Between the two extremes of having no concept of society at all and having only one, there are of course plenty of other options, e.g. various concepts of regional societies (such as European society). Against this backdrop, this session aims to reconsider the concept of society and its criticism. Papers could approach the topic from a theoretical or empirical perspective, highlight historical continuities or discontinuities in the thinking about society or discuss the meaning of ‘society’ and related concepts in a particular culture or region. Bearing in mind that society is a term that is used in both scientific and everyday discourses, papers could also examine the performative relationship between those two contexts of usage – how has the sociological concept influenced the common sense and vice versa? And finally, the European origins of the term – as it is used today – could spark reflections about its Eurocentrism and possible alternatives.
The session invites contributions addressing some of these issues and concerns.

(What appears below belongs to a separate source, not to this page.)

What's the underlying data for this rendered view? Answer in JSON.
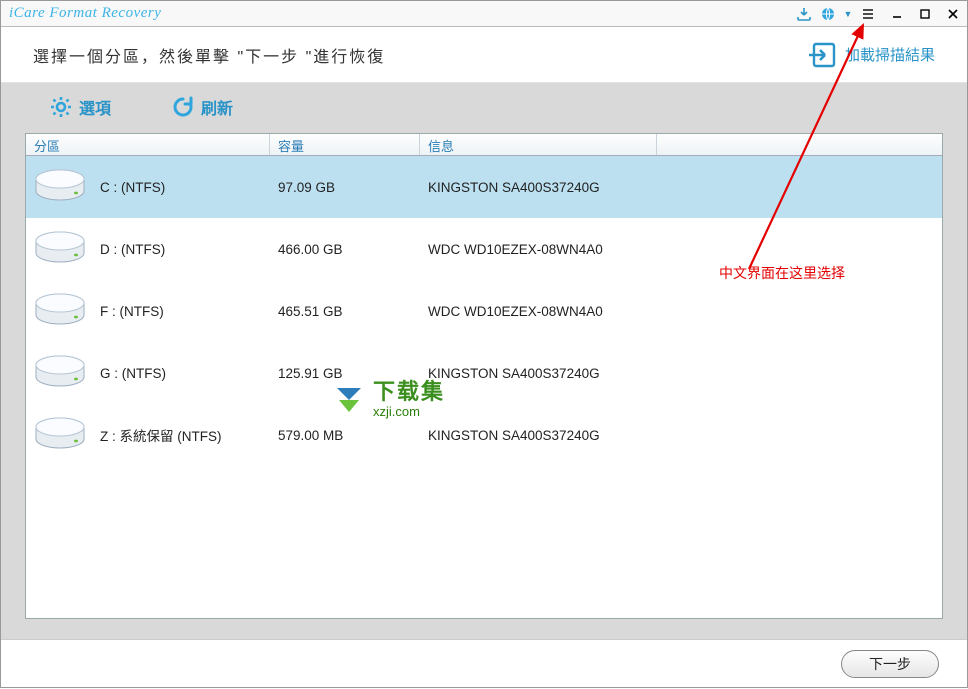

The Global South and Postcolonial Perspectives in International SociologyIntegrative Session: RC08 History of Sociology, RC35 Conceptual and Terminological Analysis and WG02 Historical and Comparative Sociology.
Not open for submission of abstracts.
Time and SocietySession Organizer
Hartmut ROSA, University of Jena, Germany, firstname.lastname@example.org
Session in English
The concept of time provides key-access to the analysis of the cultural and structural fabric of society. In fact, time can be seen as the essential factor that bridges or intermediates between structure and action, since, on the one hand, it proves to be solidly constructed socially, while on the other hand it figures as an individual resource and experience.
This is the core-insight that led a group of international reseachers to the foundation of the journal Time &Society in 1990. We would like to dedicate this panel to a revision of our current conceptions of social temporality. For this, we invite contributions that approach the subject from a theoretical perspective and ask for the conceptions of time in different strands of social theory. Furthermore, we are looking for contributions dealing with the temporalities of particular social spheres such as the temporality of politics, education or the economy. Finally, a specific interest lies in the identification of temporal conflicts that arise between cultures (multitemporality), classes or social spheres (desynchronization).
The journal is co-sponsoring this session and thus invites all readers and authors as well as everybody interested in the subject to a small reception following the session.